[Records from a dataset]

□ □ □ □

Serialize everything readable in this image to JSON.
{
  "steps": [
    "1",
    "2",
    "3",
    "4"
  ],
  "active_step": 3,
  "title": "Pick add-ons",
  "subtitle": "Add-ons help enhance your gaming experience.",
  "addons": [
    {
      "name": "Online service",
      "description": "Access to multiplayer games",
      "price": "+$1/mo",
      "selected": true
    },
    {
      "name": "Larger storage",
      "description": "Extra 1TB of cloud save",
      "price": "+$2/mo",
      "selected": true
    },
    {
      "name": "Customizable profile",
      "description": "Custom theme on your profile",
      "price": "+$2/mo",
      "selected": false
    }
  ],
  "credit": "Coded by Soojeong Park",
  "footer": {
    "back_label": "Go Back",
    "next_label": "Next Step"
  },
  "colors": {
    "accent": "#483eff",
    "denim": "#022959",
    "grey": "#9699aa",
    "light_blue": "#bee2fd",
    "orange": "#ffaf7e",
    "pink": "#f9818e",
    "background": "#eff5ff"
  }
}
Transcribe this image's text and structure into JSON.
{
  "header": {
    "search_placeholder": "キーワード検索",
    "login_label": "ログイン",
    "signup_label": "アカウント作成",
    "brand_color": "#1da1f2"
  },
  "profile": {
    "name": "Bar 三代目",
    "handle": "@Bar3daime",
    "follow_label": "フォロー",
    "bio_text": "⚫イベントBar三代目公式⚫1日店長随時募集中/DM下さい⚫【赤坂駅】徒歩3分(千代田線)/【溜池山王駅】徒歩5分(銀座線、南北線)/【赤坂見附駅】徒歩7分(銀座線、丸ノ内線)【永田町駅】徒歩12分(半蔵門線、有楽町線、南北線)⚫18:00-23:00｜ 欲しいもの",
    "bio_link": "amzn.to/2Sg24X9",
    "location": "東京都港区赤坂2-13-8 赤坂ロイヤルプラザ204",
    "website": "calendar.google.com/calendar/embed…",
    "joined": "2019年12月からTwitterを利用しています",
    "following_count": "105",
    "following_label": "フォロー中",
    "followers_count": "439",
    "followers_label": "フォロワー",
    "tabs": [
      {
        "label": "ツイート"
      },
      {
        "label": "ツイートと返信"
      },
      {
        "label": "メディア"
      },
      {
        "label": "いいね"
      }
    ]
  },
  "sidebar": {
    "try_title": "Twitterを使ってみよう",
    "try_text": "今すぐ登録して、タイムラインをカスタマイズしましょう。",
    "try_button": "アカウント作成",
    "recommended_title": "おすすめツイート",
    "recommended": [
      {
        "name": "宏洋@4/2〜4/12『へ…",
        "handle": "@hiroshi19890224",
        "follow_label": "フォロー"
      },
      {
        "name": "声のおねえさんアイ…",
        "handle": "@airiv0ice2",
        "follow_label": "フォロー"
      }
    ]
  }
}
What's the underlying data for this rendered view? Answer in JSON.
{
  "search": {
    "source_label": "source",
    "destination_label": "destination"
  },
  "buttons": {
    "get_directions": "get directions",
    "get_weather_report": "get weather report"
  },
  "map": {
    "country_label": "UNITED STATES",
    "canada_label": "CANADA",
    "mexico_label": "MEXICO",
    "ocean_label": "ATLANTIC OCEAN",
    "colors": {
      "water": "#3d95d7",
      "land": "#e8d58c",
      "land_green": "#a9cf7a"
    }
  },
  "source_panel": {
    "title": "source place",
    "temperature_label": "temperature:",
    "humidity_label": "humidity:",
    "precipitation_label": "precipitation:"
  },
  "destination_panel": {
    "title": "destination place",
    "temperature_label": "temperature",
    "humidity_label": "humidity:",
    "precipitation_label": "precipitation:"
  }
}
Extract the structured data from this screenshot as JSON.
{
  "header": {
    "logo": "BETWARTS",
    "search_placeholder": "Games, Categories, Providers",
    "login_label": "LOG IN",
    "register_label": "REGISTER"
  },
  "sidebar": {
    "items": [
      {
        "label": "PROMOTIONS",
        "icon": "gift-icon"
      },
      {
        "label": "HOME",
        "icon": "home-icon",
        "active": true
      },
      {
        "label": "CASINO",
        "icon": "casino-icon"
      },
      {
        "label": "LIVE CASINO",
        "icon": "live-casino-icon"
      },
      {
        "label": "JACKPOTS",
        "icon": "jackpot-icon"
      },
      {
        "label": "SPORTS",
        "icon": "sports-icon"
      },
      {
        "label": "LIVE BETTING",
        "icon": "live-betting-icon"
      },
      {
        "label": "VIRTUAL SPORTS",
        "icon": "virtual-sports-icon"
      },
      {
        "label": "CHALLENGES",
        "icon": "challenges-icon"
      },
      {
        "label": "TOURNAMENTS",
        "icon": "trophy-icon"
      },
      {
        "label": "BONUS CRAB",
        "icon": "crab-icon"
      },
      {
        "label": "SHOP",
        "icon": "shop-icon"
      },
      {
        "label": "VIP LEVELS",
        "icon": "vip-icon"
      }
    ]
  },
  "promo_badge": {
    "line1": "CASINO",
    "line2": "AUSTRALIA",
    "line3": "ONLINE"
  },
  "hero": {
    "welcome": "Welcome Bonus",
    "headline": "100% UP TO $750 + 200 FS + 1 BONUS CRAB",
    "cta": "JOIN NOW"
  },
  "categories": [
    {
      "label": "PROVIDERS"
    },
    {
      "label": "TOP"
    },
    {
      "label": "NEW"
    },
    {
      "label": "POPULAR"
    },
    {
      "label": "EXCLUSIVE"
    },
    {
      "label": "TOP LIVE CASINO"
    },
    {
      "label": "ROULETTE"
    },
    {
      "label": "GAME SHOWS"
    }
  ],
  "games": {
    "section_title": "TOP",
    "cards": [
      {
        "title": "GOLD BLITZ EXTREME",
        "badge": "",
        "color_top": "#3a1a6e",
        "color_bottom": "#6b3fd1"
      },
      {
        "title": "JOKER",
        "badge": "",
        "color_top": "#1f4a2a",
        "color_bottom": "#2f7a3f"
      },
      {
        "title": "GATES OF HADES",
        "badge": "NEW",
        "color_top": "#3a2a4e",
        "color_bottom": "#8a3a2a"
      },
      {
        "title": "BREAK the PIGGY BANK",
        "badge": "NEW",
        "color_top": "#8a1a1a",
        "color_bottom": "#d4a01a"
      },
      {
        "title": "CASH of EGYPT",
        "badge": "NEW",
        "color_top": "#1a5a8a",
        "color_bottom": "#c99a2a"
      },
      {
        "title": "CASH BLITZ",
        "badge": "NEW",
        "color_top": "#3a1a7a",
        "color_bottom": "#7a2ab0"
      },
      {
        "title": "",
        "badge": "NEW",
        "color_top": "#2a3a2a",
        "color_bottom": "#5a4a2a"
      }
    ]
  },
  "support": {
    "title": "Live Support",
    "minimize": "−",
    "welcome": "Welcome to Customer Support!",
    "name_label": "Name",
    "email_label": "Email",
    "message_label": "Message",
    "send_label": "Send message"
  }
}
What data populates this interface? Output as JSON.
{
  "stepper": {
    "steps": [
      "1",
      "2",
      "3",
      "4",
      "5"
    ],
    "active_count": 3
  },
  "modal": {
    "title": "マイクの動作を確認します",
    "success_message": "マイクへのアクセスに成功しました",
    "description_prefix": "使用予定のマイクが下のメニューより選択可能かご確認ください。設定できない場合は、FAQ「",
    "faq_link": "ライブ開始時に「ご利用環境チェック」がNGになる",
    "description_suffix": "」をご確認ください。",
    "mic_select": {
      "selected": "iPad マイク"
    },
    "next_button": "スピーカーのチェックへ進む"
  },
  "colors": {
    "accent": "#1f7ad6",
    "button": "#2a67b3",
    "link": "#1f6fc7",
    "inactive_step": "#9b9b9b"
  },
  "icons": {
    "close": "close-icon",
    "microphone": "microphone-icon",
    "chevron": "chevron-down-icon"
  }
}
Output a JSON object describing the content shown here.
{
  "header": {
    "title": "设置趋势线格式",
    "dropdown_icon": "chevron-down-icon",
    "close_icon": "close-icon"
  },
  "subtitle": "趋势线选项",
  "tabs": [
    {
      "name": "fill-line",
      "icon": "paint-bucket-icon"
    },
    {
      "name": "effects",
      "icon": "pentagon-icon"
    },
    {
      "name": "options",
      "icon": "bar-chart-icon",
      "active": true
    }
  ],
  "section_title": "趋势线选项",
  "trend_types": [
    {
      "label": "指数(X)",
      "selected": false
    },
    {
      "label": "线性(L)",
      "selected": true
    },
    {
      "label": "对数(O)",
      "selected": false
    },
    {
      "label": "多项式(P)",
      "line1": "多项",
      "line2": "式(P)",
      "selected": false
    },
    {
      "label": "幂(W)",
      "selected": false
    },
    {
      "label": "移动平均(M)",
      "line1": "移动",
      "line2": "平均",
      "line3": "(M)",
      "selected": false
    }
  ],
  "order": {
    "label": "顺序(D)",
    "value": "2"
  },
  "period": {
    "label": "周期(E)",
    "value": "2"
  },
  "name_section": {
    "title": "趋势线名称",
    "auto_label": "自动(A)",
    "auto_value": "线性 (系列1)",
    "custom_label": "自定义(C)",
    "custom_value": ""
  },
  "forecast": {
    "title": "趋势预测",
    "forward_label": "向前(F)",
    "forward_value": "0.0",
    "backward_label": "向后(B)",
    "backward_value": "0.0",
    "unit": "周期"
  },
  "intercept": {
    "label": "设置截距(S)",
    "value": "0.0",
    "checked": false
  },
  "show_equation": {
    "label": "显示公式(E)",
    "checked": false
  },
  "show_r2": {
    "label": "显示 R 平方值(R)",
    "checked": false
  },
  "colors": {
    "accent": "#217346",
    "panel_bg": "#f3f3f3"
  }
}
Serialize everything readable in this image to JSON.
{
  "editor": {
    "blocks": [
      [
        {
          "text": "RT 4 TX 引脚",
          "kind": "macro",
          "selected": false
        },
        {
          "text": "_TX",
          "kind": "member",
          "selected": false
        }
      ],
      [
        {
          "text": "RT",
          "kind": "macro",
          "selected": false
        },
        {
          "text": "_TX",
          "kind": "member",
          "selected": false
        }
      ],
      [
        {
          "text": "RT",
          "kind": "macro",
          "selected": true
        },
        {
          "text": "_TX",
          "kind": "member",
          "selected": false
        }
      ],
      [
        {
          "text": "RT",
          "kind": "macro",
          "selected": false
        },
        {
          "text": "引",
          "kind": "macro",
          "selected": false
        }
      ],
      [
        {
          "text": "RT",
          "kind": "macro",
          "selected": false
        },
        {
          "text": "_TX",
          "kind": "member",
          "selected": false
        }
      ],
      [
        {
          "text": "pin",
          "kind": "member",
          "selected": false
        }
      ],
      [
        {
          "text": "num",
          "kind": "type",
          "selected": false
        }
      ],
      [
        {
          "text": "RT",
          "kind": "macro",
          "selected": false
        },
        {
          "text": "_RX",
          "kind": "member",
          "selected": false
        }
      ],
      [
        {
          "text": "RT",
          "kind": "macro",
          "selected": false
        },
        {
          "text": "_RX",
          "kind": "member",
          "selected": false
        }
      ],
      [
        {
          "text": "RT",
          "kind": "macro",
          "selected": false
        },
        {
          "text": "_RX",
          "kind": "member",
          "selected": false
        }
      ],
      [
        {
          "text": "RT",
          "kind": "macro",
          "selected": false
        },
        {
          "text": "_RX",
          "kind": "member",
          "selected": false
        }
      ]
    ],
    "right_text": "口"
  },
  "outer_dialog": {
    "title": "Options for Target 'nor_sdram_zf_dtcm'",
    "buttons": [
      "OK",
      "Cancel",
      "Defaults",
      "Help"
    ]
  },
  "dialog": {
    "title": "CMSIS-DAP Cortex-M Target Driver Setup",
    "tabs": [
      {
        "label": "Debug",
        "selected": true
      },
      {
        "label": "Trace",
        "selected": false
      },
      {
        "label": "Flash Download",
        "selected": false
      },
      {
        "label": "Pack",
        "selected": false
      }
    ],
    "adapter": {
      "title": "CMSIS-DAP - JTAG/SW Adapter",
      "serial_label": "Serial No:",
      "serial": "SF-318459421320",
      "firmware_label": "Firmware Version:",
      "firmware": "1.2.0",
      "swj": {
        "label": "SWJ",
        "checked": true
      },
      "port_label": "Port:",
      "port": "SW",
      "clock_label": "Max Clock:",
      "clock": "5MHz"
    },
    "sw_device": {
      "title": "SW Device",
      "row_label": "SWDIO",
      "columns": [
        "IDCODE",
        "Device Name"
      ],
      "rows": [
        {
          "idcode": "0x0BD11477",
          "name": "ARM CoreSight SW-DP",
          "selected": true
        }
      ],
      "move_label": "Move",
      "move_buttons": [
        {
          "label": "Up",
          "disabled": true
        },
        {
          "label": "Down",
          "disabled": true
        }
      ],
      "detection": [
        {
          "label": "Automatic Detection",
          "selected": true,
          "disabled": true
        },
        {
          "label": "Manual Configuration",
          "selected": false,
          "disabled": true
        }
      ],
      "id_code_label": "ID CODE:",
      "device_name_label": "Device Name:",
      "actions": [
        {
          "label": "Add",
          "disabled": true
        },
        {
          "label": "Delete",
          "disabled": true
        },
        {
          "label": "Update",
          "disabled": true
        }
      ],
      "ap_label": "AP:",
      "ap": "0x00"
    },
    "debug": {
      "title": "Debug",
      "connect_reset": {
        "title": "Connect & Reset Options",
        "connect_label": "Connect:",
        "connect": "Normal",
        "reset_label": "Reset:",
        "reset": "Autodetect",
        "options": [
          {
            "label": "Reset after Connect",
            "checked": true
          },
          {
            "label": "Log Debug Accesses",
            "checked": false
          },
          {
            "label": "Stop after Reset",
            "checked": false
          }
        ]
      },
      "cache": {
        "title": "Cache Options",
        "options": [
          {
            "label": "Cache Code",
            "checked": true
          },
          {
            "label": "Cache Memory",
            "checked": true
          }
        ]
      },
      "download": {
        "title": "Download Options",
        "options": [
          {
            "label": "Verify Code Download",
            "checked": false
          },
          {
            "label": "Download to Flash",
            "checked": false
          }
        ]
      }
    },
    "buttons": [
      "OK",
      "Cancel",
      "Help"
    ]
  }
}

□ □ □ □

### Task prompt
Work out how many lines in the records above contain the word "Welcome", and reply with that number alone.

### Solution for this task
2